By Rita Cook
There’s nothing better than a locally owned business that’s not only thinking green, but also helping residents do the same. In the case of a company called Recycle Revolution, a recycling collection service for businesses, apartments and condominiums, Director Eddie Lott says “We offer comprehensive, “one-stop shop” recycling to everyone in Dallas not currently serviced by the City and that’s a lot of people.”
The company also operates a Community Drop-Off Center in East Dallas, where residents can bring their electronics and other hard-to-recycle materials too (see http://www.recyclerevolutiondallas.com/what-we-do-and-dont-accept/ for an extensive list of items the company can and can’t accept).
Lott and his mother started the company in early 2008 because, he says, “we believed in the cause, and we believed that others did, too.”
Lott does say that even now three years later the challenge still remains to create recycling programs that are both affordable and profitable.
As a collection service, Recycle Revolution the company started out working with the actual establishment meaning that all of his company’s existing recycling programs for apartments are run through property managers as opposed to individual tenants.
That’s changing though.
“We’ve just launched a new Voluntary Recycling Program for apartment tenants that allow us to service individual tenants. As a long-time apartment resident myself, I think this is the best possible scenario for tenants” he adds.
Lott says he definitely believes there is a need in this area for the type of services his company provides, but he says “First and foremost, Recycle Revolution is helping to change the way our city both views and manages its waste. The company is also the most comprehensive recycling collection service in North Texas.”
As for what happens to all those recycled goods once the items are dropped off, Recycle Revolution works with one of various company partners across the Metroplex to recycle items like delivering glass to a processor in Midlothian, electronics to a company in Fort Worth, paper and plastic products to Garland. Each of the specific items then undergoes a different process to create a new and recycled product. (Photo and Chart Credit Recycle Revolution)
First having the idea to open Recycle Revolution in 2006 Lott says “it was after I came back to Texas from Brazil to finish school. Throughout Brazil recycling is simply a part of life. I was working in bars on Greenville Avenue and in Exposition Park and realized that literally about 95 percent of what I threw away every day on the job was recyclable from the aluminum cans and glass bottles and mugs people drank out of, to the paperboard boxes that the juice cans came in, to the soft plastic wrapping that covered them. It just seemed so wrong that we, as an establishment, weren’t recycling those items.”
Fast forward to 2007 when Lott had the chance to develop his recycling idea further as Assistant Campaign Director of Texas Campaign for the Environment, a local non-profit dedicated to educating Texans about the recycling process, specifically, electronic waste. Then after graduating from UTD, his wife and parents encouraged him to take a chance on Recycle Revolution and he did.
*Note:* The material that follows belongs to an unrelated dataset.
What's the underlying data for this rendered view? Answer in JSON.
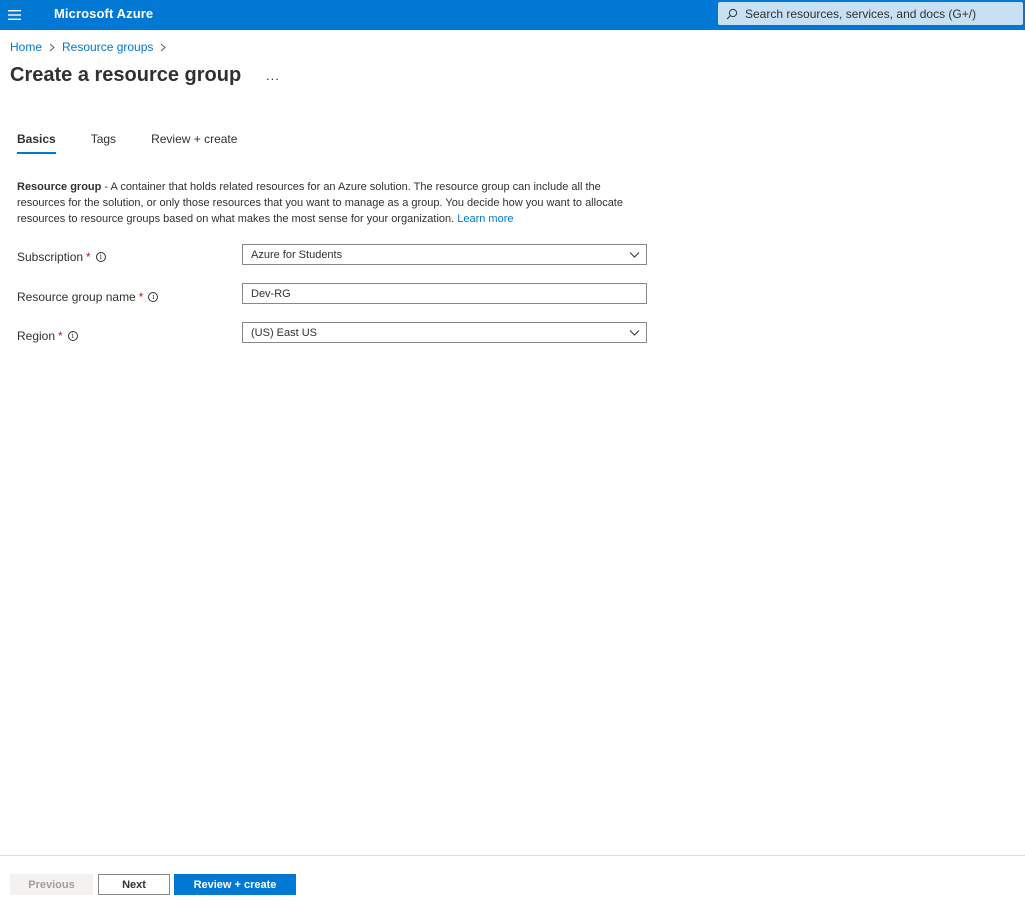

As for the company’s future goals, Lott says moving full steam ahead “we’d like to continue to partner with more small, mid-sized, and large businesses across the Metroplex to make Dallas a more environmentally-friendly city. We believe we can do it, but we have to be creative and we have to be resilient.?"
For questions and rates, or for further information about RR:contact us at 214.566-3025. Office and Drop-Off Center at 1703 Chestnut St in Dallas www.RecycleRevolutionDallas.com
Rita Cook is an award winning journalist who writes or has written for the Dallas Morning News, Focus Daily News, Waxahachie Daily Light, Dreamscapes Travel Magazine, Porthole, Core Media, Fort Worth Star Telegram and many other publications in Los Angeles, Dallas and Chicago. With five books published, her latest release is “A Brief History of Fort Worth” published by History Press. You can contact her at email@example.com